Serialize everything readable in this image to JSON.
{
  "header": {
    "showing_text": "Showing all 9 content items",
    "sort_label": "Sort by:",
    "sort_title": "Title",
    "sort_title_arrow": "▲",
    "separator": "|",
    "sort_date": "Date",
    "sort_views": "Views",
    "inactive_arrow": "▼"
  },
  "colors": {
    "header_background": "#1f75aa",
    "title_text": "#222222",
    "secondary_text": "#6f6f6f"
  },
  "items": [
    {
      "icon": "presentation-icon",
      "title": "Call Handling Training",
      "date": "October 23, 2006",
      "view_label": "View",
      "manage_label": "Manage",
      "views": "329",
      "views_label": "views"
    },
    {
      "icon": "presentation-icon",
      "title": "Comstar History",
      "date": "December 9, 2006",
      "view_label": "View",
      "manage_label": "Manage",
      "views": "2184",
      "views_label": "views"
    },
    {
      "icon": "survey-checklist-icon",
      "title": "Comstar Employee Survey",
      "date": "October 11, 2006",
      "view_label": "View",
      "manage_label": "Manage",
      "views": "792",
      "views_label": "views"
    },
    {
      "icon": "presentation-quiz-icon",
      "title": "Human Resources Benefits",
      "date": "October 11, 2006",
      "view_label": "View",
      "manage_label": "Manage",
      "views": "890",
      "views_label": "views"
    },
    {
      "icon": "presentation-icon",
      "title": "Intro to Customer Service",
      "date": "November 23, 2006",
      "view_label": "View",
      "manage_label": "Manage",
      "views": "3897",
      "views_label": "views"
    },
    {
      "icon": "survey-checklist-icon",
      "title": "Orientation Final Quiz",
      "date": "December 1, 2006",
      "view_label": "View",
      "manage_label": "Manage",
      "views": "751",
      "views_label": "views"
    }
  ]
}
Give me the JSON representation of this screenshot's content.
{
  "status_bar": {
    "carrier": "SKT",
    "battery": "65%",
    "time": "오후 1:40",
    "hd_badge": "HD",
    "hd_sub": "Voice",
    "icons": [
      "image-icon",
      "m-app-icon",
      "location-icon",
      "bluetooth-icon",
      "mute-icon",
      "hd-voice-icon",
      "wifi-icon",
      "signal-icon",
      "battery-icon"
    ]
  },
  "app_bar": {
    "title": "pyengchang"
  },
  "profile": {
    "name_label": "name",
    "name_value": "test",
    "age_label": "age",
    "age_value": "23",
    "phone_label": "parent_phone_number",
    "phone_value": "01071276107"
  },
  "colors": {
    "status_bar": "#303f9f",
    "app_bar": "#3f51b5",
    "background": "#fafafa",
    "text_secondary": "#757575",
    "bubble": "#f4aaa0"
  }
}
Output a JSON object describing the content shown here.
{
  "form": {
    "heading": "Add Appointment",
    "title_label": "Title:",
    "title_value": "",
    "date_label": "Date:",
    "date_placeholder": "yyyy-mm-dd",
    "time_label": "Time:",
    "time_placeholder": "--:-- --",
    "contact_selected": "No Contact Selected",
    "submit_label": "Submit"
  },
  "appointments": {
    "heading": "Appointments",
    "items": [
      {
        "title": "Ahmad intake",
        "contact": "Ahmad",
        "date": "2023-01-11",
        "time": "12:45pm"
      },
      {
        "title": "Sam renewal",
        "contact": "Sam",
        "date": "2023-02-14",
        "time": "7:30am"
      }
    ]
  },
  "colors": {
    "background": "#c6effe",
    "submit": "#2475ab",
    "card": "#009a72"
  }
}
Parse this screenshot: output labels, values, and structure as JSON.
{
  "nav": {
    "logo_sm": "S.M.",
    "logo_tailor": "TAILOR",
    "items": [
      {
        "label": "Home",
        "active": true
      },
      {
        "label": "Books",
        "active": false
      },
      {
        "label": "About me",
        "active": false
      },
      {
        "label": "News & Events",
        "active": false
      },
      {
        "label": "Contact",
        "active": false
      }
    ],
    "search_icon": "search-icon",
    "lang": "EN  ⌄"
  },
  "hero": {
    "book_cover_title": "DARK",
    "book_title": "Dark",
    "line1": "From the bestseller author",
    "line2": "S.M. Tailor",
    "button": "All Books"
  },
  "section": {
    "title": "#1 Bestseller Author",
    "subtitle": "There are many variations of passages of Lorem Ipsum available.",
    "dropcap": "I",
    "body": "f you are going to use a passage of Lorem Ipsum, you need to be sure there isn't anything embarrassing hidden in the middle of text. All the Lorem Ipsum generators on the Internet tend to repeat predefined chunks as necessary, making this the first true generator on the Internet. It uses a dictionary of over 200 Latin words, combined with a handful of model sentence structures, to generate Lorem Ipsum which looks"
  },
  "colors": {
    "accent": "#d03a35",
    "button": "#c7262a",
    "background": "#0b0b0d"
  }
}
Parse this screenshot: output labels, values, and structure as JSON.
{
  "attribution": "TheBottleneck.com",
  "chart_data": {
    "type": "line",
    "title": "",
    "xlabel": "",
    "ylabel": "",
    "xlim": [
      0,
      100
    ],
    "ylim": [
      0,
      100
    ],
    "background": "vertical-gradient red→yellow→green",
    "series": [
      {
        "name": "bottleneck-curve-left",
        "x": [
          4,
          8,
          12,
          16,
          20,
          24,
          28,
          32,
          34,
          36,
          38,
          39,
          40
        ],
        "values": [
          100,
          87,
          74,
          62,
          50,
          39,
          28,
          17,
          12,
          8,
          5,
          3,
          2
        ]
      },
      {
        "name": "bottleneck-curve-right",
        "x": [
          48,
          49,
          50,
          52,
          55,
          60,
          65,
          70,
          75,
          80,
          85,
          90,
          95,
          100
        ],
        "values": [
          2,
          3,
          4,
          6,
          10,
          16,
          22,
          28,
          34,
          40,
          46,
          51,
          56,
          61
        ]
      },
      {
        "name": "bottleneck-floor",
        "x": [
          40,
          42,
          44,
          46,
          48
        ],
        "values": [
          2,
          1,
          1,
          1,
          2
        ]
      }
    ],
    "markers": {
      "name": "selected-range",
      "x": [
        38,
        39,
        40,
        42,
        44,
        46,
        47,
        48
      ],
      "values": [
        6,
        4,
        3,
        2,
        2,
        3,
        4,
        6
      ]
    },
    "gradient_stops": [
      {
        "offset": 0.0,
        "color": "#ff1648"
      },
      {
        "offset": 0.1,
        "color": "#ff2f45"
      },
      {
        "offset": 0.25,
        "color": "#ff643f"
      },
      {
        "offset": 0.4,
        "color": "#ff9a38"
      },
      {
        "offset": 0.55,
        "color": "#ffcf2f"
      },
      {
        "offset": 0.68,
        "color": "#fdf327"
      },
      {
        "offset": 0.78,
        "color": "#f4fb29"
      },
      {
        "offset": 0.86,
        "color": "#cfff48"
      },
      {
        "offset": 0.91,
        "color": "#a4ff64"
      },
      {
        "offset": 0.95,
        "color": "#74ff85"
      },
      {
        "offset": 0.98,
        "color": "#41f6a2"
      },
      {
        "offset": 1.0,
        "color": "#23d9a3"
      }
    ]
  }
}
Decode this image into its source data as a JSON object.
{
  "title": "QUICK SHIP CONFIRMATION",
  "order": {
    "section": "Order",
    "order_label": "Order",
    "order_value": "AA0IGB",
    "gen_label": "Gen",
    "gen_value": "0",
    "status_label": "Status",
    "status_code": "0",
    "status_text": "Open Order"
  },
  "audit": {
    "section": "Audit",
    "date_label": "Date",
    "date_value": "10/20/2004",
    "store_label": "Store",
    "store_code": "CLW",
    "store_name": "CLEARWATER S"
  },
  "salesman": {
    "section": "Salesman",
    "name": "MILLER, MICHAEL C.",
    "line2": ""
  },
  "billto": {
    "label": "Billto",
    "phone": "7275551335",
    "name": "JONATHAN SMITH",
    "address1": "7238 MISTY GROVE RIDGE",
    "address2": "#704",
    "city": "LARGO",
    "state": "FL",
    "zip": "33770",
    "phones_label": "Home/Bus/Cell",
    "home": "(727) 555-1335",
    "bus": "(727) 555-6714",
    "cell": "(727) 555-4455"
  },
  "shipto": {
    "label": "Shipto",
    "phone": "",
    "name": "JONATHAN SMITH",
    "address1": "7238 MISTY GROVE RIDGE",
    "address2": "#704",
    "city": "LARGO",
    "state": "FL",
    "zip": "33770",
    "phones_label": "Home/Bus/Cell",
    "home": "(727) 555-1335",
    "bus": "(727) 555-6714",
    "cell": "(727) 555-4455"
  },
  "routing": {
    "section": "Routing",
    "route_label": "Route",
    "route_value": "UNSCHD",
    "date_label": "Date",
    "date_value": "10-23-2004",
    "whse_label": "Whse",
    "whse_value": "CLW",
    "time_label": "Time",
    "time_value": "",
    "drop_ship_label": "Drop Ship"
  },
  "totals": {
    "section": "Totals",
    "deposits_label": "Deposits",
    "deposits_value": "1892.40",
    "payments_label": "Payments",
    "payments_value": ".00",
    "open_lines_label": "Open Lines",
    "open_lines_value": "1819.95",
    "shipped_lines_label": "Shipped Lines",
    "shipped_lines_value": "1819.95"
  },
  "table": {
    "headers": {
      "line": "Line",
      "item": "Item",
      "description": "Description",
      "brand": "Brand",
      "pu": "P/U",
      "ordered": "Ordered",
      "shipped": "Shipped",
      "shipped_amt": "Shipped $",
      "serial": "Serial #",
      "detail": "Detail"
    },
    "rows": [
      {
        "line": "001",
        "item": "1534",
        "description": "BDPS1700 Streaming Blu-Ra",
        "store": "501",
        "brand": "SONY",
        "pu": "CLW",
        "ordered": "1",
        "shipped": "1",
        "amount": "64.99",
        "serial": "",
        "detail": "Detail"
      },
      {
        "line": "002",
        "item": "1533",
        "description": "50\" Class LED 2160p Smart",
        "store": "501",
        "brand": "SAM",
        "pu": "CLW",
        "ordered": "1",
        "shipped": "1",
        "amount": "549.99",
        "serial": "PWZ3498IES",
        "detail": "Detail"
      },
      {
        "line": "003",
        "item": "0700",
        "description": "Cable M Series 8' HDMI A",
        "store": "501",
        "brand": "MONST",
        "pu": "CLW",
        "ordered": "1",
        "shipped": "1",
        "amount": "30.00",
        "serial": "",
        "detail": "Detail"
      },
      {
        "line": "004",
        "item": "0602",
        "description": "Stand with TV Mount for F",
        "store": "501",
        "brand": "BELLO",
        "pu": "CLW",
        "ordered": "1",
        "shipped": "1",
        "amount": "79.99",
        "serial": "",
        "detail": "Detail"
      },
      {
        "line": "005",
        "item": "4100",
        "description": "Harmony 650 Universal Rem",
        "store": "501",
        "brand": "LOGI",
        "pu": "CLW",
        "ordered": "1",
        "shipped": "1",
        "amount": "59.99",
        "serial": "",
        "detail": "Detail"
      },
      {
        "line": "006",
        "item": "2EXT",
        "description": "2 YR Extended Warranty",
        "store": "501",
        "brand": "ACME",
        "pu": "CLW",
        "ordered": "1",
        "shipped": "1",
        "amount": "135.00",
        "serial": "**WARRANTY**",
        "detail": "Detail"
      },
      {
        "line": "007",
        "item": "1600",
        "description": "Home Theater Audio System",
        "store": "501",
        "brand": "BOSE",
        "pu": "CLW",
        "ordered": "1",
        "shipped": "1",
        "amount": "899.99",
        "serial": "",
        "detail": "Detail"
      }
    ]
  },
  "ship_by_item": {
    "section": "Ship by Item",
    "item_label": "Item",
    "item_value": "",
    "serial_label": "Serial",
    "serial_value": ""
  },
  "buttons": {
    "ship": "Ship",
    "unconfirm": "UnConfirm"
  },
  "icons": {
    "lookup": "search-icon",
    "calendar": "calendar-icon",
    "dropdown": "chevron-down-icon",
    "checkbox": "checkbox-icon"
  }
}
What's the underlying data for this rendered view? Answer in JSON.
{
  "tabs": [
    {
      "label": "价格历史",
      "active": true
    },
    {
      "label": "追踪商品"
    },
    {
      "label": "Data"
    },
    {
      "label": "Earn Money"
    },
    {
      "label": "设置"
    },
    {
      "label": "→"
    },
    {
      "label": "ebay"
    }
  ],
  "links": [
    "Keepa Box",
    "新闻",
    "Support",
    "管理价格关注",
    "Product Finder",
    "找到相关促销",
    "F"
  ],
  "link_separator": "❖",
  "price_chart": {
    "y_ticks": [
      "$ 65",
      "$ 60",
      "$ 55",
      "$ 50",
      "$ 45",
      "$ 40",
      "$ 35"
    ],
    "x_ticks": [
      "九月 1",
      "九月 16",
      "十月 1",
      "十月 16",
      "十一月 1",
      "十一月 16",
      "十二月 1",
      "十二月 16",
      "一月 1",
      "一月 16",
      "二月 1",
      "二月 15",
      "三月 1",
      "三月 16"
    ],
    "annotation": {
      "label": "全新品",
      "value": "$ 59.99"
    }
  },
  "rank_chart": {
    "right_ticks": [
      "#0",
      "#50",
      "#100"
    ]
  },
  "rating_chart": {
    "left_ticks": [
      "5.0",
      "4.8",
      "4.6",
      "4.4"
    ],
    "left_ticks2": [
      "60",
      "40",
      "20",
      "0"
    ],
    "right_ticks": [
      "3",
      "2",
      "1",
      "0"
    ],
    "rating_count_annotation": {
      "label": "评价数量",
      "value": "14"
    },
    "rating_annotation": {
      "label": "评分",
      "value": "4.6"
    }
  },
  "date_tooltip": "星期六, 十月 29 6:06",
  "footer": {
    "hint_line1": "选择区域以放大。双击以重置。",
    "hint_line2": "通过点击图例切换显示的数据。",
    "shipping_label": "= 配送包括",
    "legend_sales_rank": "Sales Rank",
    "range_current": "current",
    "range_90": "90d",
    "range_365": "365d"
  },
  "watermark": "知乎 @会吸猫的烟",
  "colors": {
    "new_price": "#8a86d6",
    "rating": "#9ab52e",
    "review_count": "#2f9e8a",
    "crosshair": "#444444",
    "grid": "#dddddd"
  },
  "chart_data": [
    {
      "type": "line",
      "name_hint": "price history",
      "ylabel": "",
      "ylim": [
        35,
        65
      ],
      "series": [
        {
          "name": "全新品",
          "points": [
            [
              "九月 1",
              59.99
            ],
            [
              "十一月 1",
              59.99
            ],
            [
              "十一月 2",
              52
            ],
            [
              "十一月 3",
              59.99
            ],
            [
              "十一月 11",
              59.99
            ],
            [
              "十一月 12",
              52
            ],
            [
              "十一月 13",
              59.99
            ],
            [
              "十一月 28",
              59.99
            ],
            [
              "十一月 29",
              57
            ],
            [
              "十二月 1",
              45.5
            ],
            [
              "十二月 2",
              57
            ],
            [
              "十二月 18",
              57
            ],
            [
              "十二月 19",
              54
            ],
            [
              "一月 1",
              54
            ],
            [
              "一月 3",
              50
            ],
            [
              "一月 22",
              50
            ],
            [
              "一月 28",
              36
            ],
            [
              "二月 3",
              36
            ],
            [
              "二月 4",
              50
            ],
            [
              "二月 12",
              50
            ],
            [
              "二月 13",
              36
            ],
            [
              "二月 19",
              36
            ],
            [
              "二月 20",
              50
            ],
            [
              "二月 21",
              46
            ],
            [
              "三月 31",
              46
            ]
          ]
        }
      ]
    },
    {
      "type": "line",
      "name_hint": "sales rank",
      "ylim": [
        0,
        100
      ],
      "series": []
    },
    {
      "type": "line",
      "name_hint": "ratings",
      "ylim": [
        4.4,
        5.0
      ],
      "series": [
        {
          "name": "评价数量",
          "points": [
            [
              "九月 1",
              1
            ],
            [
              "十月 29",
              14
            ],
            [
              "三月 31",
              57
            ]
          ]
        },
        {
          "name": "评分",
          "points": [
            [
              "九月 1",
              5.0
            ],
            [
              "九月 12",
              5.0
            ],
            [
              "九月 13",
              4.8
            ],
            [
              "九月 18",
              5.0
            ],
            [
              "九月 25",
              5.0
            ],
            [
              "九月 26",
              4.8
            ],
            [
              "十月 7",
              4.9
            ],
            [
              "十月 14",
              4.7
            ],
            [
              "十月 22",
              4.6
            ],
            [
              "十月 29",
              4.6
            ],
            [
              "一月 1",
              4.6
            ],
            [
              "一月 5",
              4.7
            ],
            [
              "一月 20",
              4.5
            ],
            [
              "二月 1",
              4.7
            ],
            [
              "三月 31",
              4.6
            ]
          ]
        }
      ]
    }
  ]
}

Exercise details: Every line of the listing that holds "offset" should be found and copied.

Output below:
        "offset": 0.0,
        "offset": 0.1,
        "offset": 0.25,
        "offset": 0.4,
        "offset": 0.55,
        "offset": 0.68,
        "offset": 0.78,
        "offset": 0.86,
        "offset": 0.91,
        "offset": 0.95,
        "offset": 0.98,
        "offset": 1.0,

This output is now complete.